Before Zukowski, firefighter cancer cases were very simple for claimant to prove. Claimant would appear with a doctor who would testify that the firefighter’s particular cancer fell within the types enumerated in the statute. The doctor would offer their opinion that since claimant worked for five years as a firefighter, claimant’s cancer was presumed caused by that work. There was no amount of alternate risk evidence that would overcome the presumption as interpreted before Zukowski.
After Zukowski, litigating a firefighter cancer case will be much more involved when there are other risk factors to explain the cancer. Further, every risk factor relative to a particular cancer will have to be explored. For instance, the case I tried involved prostate cancer. Claimant had a significant family history of prostate cancer and was clearly predisposed to developing prostate cancer. Further, expert testimony was presented that prostate cancer is not something one would expect to see from exposure to carcinogens as a firefighter.

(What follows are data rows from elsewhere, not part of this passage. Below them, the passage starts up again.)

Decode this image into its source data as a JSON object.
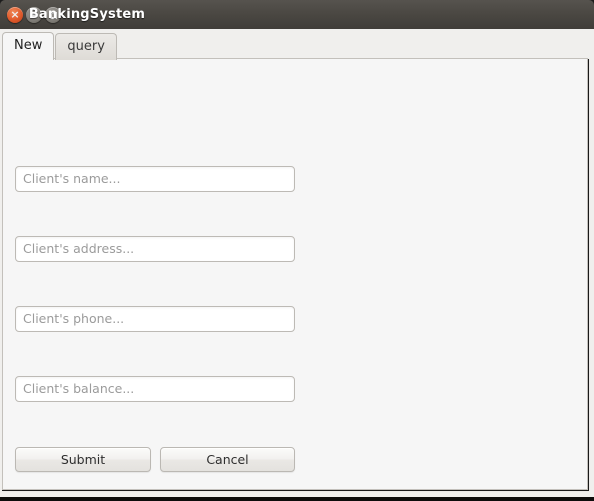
{
  "window": {
    "title": "BankingSystem",
    "controls": [
      {
        "name": "close",
        "glyph": "×"
      },
      {
        "name": "minimize",
        "glyph": "−"
      },
      {
        "name": "maximize",
        "glyph": "□"
      }
    ]
  },
  "tabs": [
    {
      "label": "New",
      "active": true
    },
    {
      "label": "query",
      "active": false
    }
  ],
  "form": {
    "fields": [
      {
        "name": "client-name",
        "placeholder": "Client's name...",
        "value": ""
      },
      {
        "name": "client-address",
        "placeholder": "Client's address...",
        "value": ""
      },
      {
        "name": "client-phone",
        "placeholder": "Client's phone...",
        "value": ""
      },
      {
        "name": "client-balance",
        "placeholder": "Client's balance...",
        "value": ""
      }
    ],
    "buttons": {
      "submit": "Submit",
      "cancel": "Cancel"
    }
  },
  "colors": {
    "titlebar": "#4a4742",
    "tabstrip": "#f0efed",
    "panel": "#f6f6f6",
    "border": "#c3c0bb",
    "placeholder": "#9b9b9b",
    "close_button": "#e0592a"
  }
}
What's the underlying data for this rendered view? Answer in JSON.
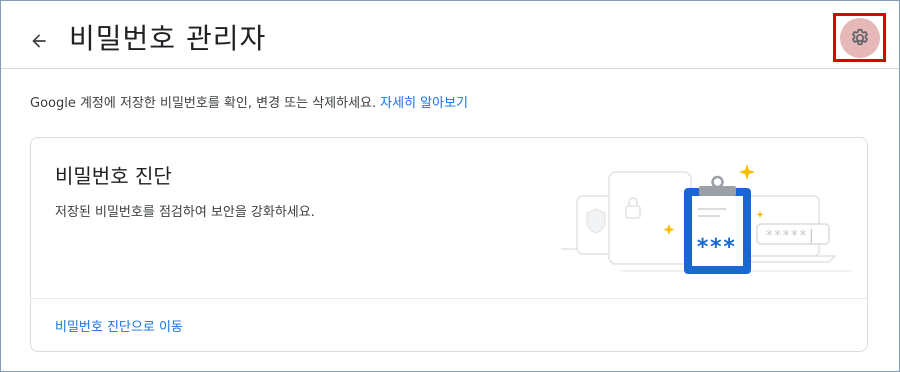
{
  "header": {
    "title": "비밀번호 관리자",
    "back_icon": "arrow-back-icon",
    "settings_icon": "gear-icon"
  },
  "description": {
    "text": "Google 계정에 저장한 비밀번호를 확인, 변경 또는 삭제하세요.",
    "link": "자세히 알아보기"
  },
  "checkup_card": {
    "title": "비밀번호 진단",
    "subtitle": "저장된 비밀번호를 점검하여 보안을 강화하세요.",
    "action_link": "비밀번호 진단으로 이동",
    "illustration_icon": "clipboard-password-icon",
    "masked_password": "***",
    "masked_field": "*****|"
  },
  "colors": {
    "accent": "#1a73e8",
    "highlight_border": "#e00000",
    "clipboard_blue": "#1967d2",
    "sparkle": "#fbbc04"
  }
}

Is predisposition to developing cancer a risk factor after Zukowski? It is certainly not as clear a risk factor as is exposure to sun and developing melanoma, where the cause-effect relationship is clear. Therefore, I believe these cases will become cancer and fact specific.
Further clarification through litigated cases is required to flesh out the presumption statute. For instance, in my prostate cancer case, claimant had his prostate removed and returned to work as a firefighter. If claimant develops another type of cancer is that an entirely separate claim? If claimant’s prostate cancer spread to a different organ after the prostate was removed, is that a new claim or continuation of the same claim? Is there a medical basis to prove that the cancer has recurred in a different organ or that it is an entirely new instance of cancer? These questions arising out of the firefighter cancer presumption statute are all still unanswered.